Your objective:
Select the lines below containing the word "JSON".

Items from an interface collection
-*-
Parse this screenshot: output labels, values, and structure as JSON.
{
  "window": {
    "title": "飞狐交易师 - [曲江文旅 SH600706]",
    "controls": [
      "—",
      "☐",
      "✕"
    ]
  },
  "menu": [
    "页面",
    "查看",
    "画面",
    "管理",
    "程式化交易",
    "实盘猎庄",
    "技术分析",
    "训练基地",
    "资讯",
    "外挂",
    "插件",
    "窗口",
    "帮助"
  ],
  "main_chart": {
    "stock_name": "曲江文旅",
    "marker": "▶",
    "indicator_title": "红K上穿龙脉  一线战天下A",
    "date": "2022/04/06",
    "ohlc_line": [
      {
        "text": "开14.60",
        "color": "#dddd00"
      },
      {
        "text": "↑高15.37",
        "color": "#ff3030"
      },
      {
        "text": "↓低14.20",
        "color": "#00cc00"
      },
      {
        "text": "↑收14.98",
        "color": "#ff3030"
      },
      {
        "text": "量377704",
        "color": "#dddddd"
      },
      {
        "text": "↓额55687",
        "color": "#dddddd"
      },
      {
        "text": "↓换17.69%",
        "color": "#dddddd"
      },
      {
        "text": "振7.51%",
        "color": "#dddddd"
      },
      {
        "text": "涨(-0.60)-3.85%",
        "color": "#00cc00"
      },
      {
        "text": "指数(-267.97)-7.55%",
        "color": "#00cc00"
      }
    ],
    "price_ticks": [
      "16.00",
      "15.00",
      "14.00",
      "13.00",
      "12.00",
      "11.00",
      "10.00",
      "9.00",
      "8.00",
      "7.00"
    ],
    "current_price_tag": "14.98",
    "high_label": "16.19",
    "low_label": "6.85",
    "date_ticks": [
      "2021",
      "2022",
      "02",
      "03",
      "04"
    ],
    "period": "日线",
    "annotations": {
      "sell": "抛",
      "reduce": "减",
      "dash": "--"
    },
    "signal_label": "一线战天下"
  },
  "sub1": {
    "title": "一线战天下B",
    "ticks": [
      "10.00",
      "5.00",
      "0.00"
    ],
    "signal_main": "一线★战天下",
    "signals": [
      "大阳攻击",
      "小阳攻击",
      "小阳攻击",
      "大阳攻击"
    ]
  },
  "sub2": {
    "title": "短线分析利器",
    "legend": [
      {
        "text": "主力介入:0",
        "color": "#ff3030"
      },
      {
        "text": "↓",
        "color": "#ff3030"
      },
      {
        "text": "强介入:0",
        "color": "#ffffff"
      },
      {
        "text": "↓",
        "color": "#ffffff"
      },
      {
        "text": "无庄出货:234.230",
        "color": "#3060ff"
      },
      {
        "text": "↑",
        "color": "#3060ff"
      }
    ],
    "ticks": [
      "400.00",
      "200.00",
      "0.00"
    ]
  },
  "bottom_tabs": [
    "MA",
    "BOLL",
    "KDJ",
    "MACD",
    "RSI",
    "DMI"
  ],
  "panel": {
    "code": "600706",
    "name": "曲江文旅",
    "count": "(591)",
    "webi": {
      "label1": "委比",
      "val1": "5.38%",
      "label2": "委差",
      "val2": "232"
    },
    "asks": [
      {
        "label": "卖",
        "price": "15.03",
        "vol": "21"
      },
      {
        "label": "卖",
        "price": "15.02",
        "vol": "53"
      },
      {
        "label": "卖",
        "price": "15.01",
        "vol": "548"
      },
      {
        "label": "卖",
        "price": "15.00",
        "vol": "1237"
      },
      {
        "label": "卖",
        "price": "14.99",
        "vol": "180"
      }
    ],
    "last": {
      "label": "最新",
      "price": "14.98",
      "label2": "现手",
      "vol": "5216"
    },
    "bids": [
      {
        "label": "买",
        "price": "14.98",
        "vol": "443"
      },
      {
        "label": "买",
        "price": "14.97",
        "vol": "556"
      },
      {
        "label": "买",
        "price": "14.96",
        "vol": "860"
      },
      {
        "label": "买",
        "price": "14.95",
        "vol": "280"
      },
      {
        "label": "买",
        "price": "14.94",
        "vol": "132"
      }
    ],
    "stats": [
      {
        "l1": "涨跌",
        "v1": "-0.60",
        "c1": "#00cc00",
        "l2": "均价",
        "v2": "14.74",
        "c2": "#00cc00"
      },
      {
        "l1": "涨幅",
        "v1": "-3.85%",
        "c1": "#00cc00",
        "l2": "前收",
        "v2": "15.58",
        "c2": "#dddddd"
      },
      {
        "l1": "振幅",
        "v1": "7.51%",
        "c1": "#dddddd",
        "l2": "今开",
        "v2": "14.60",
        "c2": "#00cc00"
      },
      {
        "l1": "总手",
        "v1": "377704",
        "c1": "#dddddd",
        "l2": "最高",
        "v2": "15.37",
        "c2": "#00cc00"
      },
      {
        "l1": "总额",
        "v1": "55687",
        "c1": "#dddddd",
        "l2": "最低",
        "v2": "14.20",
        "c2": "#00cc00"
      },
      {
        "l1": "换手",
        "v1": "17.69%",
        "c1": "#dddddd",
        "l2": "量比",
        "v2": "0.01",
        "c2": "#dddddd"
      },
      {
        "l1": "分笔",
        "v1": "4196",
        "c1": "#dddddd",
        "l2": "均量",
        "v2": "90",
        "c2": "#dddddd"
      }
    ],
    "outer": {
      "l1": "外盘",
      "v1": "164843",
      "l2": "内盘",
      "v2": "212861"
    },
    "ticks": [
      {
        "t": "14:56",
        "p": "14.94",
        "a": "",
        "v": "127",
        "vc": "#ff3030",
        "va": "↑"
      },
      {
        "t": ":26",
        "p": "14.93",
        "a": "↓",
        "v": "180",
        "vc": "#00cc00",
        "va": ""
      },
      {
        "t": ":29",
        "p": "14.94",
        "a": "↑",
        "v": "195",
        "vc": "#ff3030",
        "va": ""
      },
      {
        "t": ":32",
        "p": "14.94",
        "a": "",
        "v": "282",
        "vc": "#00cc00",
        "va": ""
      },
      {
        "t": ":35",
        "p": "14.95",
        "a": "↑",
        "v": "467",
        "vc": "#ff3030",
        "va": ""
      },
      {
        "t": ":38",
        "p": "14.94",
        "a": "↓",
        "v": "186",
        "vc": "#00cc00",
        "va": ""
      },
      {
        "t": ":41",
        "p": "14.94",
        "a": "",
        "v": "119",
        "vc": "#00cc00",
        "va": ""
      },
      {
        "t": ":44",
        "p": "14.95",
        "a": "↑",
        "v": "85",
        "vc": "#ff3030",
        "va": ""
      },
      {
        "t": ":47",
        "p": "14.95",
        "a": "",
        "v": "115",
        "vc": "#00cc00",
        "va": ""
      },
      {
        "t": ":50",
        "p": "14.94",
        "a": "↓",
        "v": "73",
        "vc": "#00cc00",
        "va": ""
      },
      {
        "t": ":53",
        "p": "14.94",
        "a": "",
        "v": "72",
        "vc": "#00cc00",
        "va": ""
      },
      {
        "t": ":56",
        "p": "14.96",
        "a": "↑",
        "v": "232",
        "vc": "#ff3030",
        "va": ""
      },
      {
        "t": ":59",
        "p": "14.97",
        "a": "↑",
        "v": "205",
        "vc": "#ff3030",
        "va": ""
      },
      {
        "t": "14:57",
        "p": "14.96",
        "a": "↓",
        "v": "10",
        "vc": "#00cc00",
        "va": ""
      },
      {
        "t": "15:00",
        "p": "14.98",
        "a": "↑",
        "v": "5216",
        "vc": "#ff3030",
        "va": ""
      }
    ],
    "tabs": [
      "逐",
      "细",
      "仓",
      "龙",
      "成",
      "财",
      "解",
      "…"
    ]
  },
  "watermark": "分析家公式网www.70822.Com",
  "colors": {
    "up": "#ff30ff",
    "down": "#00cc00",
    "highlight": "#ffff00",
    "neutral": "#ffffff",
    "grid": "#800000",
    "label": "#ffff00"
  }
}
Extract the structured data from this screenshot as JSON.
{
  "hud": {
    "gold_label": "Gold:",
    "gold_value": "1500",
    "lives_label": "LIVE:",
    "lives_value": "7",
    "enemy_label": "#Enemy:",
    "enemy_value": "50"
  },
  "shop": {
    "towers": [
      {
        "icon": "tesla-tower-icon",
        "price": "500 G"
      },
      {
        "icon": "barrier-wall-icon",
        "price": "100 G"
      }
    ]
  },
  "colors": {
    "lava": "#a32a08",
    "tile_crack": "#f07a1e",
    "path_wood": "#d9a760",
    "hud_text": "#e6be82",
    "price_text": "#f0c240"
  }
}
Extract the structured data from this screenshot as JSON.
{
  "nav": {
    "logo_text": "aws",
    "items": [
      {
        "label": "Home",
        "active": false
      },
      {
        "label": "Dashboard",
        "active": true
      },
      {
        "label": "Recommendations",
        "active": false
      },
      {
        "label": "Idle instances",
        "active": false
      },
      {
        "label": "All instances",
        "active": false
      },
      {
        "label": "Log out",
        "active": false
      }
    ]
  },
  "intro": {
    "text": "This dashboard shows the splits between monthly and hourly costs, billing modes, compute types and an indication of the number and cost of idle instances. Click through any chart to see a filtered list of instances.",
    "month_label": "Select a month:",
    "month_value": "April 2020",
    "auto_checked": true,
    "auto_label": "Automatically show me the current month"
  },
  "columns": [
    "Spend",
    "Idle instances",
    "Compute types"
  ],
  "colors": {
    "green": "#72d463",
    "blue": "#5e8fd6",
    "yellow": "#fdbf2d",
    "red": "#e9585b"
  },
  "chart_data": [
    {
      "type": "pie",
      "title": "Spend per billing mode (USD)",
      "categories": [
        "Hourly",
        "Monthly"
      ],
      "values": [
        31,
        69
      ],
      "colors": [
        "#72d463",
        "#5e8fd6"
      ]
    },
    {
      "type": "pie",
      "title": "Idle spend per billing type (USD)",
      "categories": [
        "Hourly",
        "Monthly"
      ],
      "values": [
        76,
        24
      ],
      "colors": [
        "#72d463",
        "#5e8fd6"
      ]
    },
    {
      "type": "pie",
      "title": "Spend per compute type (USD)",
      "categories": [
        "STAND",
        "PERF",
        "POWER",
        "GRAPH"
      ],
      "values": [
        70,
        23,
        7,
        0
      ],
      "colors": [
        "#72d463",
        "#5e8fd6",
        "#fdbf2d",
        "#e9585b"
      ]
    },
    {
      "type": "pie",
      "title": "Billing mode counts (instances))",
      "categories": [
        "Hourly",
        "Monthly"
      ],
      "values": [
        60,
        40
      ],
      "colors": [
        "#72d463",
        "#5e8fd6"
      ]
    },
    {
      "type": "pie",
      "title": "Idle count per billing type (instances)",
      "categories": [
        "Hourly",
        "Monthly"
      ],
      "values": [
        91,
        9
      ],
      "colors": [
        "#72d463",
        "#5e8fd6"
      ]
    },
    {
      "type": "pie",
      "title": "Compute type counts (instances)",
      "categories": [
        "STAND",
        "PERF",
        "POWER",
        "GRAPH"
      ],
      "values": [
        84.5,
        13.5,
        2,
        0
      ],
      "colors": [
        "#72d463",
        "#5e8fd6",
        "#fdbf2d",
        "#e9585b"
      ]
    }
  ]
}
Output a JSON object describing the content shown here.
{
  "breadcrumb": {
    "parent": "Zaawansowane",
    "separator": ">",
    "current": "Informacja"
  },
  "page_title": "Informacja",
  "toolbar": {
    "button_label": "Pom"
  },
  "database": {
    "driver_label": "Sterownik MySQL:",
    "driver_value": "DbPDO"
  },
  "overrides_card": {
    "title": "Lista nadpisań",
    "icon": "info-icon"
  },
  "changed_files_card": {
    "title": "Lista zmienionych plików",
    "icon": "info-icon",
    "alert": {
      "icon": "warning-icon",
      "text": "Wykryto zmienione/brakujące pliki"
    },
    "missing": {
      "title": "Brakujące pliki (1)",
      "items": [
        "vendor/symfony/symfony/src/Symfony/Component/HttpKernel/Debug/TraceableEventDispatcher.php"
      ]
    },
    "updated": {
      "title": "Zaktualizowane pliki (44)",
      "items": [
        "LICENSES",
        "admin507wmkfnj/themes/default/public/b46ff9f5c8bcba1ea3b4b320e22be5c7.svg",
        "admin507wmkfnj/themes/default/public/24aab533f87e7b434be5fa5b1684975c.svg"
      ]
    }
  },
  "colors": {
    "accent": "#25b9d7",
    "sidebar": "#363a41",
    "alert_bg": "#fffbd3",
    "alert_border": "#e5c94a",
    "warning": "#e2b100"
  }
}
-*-
Solution to this task:
Parse this screenshot: output labels, values, and structure as JSON.
Extract the structured data from this screenshot as JSON.
Extract the structured data from this screenshot as JSON.
Output a JSON object describing the content shown here.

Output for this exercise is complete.